We were determined to have the cottage officially opened by the end of the year. The AGM had come round full-circle and was at the Marquis of Granby again, but this was too soon for the work to be complete. Basins and loos, fitted furniture in the sitting room, followed by decorations, were still needed. Delivery of foam rubber mattresses and final adjustments to the kitchen were only done on the morning of the official opening by the well known mountaineer, broadcaster and educationalist, Sir Jack Longland, on 11th December 1971 - one year exactly since the first official working party.
Jack Longland was the obvious choice to invite to the opening, as he was also a resident of Derbyshire, and Chairman of the Peak Committee of the BMC. His formal welcome and speech are preserved on tape, recorded by Alison Chadwick. The rose Albertine, by the front door, was planted by Peggy Longland.
Once the opening was over, there was pressure for us to pay rates, although there were numerous services still incomplete. A new rating proposal arrived, and we applied for relief under the General Rate Act (for charities). This was not straightforward, and it took until February 1973 before the RDC Treasurer agreed to 50% relief. Meanwhile, there was a drainage agreement to formalize with the County Council for having dug up the road, and a renewal of our planning consent which expired at the end of 1972. This triggered off enquiries as to why we had not complied with all the conditions that had been imposed - like surfacing the car park and building a retaining wall at the back. I had to point out that we had only legally owned the property for just over a year, during which time we had concentrated on its restoration, and now we had exhausted our funds.
May 1973 saw a renewal of our planning consent for one more year. On a tight budget, we could not rush into doing something, and as far as the car park was concerned, I had to take up with the County Surveyor whether he wanted kerbstone edgings, or any particular kind of surface. Also to explain why our opening to the road was more than 20 feet wide, when he had specified that it should not be less than 20 feet wide!
There was also the insurance to review, and it became apparent that the existing policy was inadequate as it did not cover the risk of impact from vehicles. In no time, it was April 1974 and the planning consent needed renewing again. This time, by August, we achieved a consent which, although restrictive, is permanent.

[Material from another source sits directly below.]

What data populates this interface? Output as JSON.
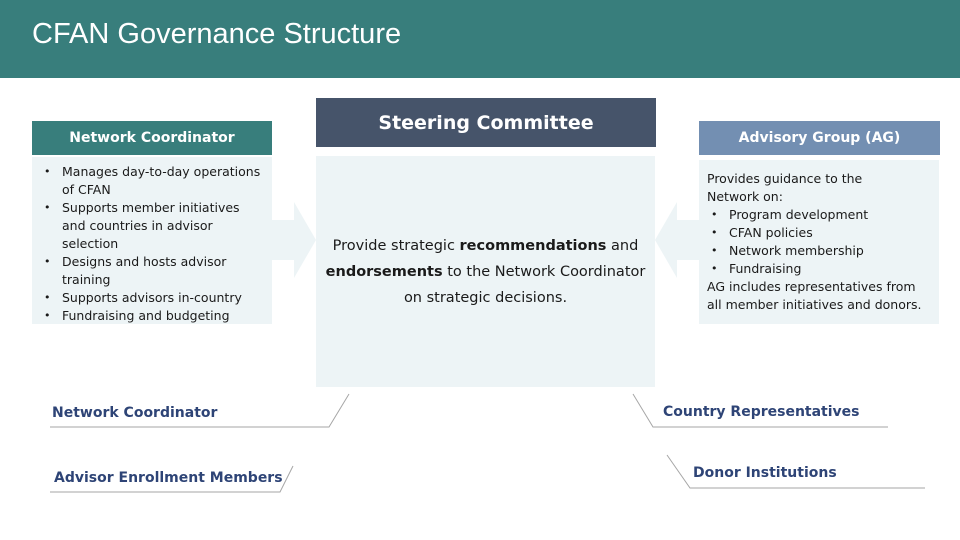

There is seldom an end to a story. History is a long-running saga, with Club stalwarts doing sturdy work to improve on existing conditions, cope with vandals and break-ins, and deal with officials who are reluctant to advise you of your entitlements. The Hut Wardens, who bravely shouldered all sorts of responsibilities, were Bob Nunn, Trevor Young, David Musson, Mike Lewis and, by far the longest-running of any, with 16 years at the helm, Ivor Delafield, recently succeeded by David Jacob. To all those members of the Club who showed so much enthusiasm for the job - a big thank you - and I suspect you enjoyed what you did.